After the military coup in 1980, Islam’s role changed again. The generals sought to use the faith for their own purposes. They introduced religious instruction at all schools and manipulated the state agency for religious affairs. The aim was to nationalise Islam and at the same time Islamise the nation with a new state religion. The military saw republican-nationalist state Islam as a tool for secularising Turkish society and homogenising the different confessional branches to create a united front against Kurdish nationalism. The AKP is not party to that strategy, but it has to uphold the basic principles of the Turkish Republic. It does not always succeed in doing so, and has thus aroused hostility from many Turks.
Judge by deeds, not words
Despite all fears, it is wrong to judge the party by its intentions instead of its deeds. The Kemalist establishment sees itself as an enlightened force in the country – but it has clung to an authoritarian and undemocratic understanding of the state for decades. No change is to be expected from that quarter any time soon. But if young intellectuals from the Kemalist camp were to initiate a process of modernisation, they could again become a real alternative to the AKP.

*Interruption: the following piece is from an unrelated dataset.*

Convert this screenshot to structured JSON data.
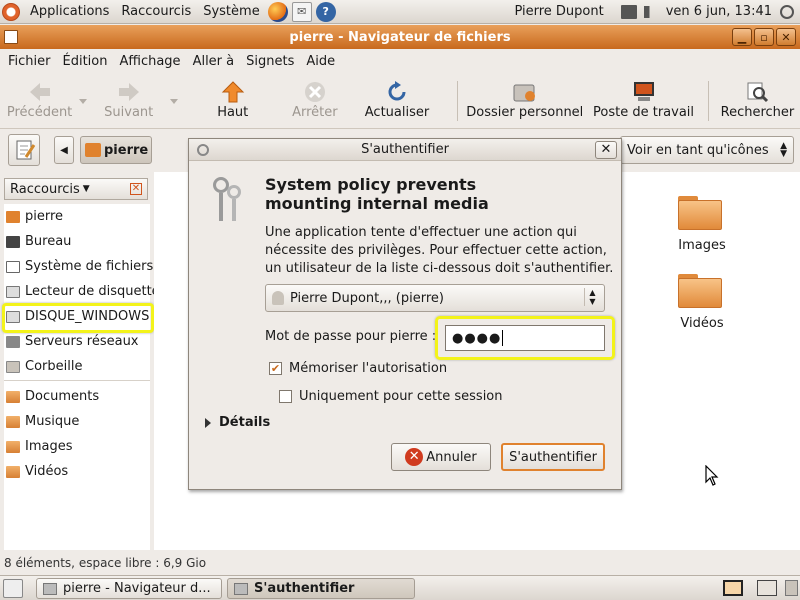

Since it was formed, the AKP has steadily evolved into a new kind of centrist party in Turkish politics – a fact confirmed by the outcomes of the parliamentary elections in 2002 and 2007. Erdogan’s sweeping electoral victory in 2007 was due to the fact that his government had implemented more reforms in the five years of its first term than all the secular governments had in the 50 years before. The AKP’s transformation into a modern centre-right party seems convincing and makes it attractive to many voters. The party, moreover, has no serious political competition. But it can only command that middle ground and keep the Kemalist camp in check as long as it sticks to its moderately conservative-religious line.
The party’s reform zeal and its EU orientation have waned significantly in recent months. That is not a good development and needs to be reversed. Above all, however, the AKP needs to keep its focus on the economic and social needs of the Turkish people. Those needs do not include more religion. The impression that Turkish society has become more Islamic is wrong.
Rural communities and the towns of Anatolia have always been religious, and they have become more important as a result of the economic upswing of recent years. Cities like Denizli are no more Islamic than they were 20 years ago; they have just become more important due to economic success. That development needs to be taken into account, and the only party doing so at present is the AKP.
The party understands the needs and sensitivities of a large section of Turkish society. It is tipped again for victory in the upcoming elections in July 2011.